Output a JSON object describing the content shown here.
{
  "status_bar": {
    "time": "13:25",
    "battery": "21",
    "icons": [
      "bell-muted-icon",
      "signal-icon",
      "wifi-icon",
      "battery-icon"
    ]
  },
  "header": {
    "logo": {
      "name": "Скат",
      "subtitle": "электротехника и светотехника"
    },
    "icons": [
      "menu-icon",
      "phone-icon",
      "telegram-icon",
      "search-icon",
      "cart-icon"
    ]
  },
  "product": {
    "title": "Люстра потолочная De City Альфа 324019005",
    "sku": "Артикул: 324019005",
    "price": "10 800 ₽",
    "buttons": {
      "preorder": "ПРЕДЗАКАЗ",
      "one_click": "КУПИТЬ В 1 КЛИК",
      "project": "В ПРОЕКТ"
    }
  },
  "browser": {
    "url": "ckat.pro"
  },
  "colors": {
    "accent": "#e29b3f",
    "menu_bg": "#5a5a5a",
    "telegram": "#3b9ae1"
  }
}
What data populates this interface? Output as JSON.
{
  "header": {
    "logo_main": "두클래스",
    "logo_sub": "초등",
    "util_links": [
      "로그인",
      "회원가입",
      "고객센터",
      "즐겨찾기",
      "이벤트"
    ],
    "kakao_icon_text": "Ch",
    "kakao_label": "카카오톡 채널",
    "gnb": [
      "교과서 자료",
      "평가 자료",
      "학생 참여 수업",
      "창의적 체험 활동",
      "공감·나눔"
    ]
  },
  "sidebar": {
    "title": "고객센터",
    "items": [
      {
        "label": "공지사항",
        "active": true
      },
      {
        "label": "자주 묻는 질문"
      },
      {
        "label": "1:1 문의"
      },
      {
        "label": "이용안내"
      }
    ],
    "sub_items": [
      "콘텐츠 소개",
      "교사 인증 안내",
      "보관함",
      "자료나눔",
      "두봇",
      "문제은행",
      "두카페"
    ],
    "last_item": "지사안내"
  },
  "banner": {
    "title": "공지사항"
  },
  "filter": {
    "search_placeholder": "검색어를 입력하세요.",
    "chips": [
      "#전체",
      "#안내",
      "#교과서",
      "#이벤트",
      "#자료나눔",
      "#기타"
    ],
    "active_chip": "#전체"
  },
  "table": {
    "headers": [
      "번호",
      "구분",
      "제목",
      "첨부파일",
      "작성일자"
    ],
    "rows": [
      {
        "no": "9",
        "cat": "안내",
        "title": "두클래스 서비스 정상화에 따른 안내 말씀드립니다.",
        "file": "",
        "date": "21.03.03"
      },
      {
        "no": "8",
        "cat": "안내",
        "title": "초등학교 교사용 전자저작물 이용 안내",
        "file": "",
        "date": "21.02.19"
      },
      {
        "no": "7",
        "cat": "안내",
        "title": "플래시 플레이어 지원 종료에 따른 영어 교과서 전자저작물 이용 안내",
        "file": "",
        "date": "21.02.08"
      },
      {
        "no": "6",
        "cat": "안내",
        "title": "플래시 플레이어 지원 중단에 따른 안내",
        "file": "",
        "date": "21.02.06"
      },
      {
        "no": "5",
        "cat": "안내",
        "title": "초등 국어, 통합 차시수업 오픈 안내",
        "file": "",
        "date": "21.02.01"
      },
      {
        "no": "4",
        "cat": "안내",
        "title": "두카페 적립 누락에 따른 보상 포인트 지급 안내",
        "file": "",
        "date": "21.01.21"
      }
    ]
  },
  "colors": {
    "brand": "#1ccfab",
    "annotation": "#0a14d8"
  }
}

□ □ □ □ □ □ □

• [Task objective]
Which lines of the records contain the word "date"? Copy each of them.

• [Finished task]
        "date": "21.03.03"
        "date": "21.02.19"
        "date": "21.02.08"
        "date": "21.02.06"
        "date": "21.02.01"
        "date": "21.01.21"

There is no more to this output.